• [What is being asked]
Extract every record, keeping each one exactly as it is.

======== Data to use

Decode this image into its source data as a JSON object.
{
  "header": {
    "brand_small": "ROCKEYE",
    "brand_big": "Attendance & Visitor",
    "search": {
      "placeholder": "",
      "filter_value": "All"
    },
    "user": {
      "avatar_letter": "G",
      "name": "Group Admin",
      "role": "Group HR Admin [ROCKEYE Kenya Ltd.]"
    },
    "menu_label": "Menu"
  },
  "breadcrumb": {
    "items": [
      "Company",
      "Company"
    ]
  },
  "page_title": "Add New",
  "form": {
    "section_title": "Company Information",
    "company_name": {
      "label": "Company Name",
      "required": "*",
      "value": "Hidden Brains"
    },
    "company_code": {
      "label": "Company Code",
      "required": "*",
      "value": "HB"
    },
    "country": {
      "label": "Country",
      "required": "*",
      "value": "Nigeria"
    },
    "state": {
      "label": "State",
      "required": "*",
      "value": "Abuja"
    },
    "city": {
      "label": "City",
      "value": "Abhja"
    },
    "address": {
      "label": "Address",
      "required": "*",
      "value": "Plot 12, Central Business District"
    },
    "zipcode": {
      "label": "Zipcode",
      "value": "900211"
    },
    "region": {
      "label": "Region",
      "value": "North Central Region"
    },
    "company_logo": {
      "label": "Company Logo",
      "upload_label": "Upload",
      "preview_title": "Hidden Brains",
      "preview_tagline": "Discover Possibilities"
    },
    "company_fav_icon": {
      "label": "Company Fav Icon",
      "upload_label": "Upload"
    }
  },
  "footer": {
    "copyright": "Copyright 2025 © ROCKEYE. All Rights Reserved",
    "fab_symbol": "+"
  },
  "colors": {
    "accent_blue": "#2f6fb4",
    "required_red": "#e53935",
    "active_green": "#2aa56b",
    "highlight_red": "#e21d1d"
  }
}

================

• [Answer to this problem]
Decode this image into its source data as a JSON object.
{
  "header": {
    "brand_small": "ROCKEYE",
    "brand_big": "Attendance & Visitor",
    "search": {
      "placeholder": "",
      "filter_value": "All"
    },
    "user": {
      "avatar_letter": "G",
      "name": "Group Admin",
      "role": "Group HR Admin [ROCKEYE Kenya Ltd.]"
    },
    "menu_label": "Menu"
  },
  "breadcrumb": {
    "items": [
      "Company",
      "Company"
    ]
  },
  "page_title": "Add New",
  "form": {
    "section_title": "Company Information",
    "company_name": {
      "label": "Company Name",
      "required": "*",
      "value": "Hidden Brains"
    },
    "company_code": {
      "label": "Company Code",
      "required": "*",
      "value": "HB"
    },
    "country": {
      "label": "Country",
      "required": "*",
      "value": "Nigeria"
    },
    "state": {
      "label": "State",
      "required": "*",
      "value": "Abuja"
    },
    "city": {
      "label": "City",
      "value": "Abhja"
    },
    "address": {
      "label": "Address",
      "required": "*",
      "value": "Plot 12, Central Business District"
    },
    "zipcode": {
      "label": "Zipcode",
      "value": "900211"
    },
    "region": {
      "label": "Region",
      "value": "North Central Region"
    },
    "company_logo": {
      "label": "Company Logo",
      "upload_label": "Upload",
      "preview_title": "Hidden Brains",
      "preview_tagline": "Discover Possibilities"
    },
    "company_fav_icon": {
      "label": "Company Fav Icon",
      "upload_label": "Upload"
    }
  },
  "footer": {
    "copyright": "Copyright 2025 © ROCKEYE. All Rights Reserved",
    "fab_symbol": "+"
  },
  "colors": {
    "accent_blue": "#2f6fb4",
    "required_red": "#e53935",
    "active_green": "#2aa56b",
    "highlight_red": "#e21d1d"
  }
}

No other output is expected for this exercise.